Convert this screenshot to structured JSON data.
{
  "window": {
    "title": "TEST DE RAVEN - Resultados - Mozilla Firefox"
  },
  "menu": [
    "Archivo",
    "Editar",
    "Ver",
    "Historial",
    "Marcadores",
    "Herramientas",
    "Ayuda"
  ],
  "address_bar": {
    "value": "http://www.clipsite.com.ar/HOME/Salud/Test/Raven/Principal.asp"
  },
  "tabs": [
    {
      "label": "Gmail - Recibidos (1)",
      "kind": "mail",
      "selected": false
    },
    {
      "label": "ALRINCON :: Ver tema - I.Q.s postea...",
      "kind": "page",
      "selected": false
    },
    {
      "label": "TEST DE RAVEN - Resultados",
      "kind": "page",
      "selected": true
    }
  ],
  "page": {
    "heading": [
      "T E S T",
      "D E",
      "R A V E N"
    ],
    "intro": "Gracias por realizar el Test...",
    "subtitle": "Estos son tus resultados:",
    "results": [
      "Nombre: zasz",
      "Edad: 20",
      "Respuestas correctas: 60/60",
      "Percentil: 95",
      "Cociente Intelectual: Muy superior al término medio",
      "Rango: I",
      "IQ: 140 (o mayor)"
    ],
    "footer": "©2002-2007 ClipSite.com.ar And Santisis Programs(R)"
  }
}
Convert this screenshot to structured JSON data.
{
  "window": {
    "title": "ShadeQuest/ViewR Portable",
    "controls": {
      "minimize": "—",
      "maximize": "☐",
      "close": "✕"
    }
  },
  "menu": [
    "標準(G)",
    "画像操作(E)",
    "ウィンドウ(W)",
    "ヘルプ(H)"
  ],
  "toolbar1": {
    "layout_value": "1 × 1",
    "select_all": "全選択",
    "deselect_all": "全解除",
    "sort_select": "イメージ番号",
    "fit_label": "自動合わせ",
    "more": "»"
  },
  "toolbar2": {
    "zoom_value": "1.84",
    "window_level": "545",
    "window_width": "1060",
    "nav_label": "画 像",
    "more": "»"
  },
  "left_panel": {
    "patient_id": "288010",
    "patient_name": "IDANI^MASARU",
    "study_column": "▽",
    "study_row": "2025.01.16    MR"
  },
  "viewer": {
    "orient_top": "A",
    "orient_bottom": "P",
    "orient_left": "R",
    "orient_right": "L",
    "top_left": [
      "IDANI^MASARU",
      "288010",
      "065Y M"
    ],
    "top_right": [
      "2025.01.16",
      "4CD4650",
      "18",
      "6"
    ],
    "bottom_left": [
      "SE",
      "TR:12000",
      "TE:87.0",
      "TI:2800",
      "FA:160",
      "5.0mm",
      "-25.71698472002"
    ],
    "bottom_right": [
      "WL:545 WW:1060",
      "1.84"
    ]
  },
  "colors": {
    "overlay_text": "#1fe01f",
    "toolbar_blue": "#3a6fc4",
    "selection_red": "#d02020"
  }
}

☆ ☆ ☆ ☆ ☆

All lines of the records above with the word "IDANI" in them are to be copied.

**Output for this task:**
    "patient_name": "IDANI^MASARU",
      "IDANI^MASARU",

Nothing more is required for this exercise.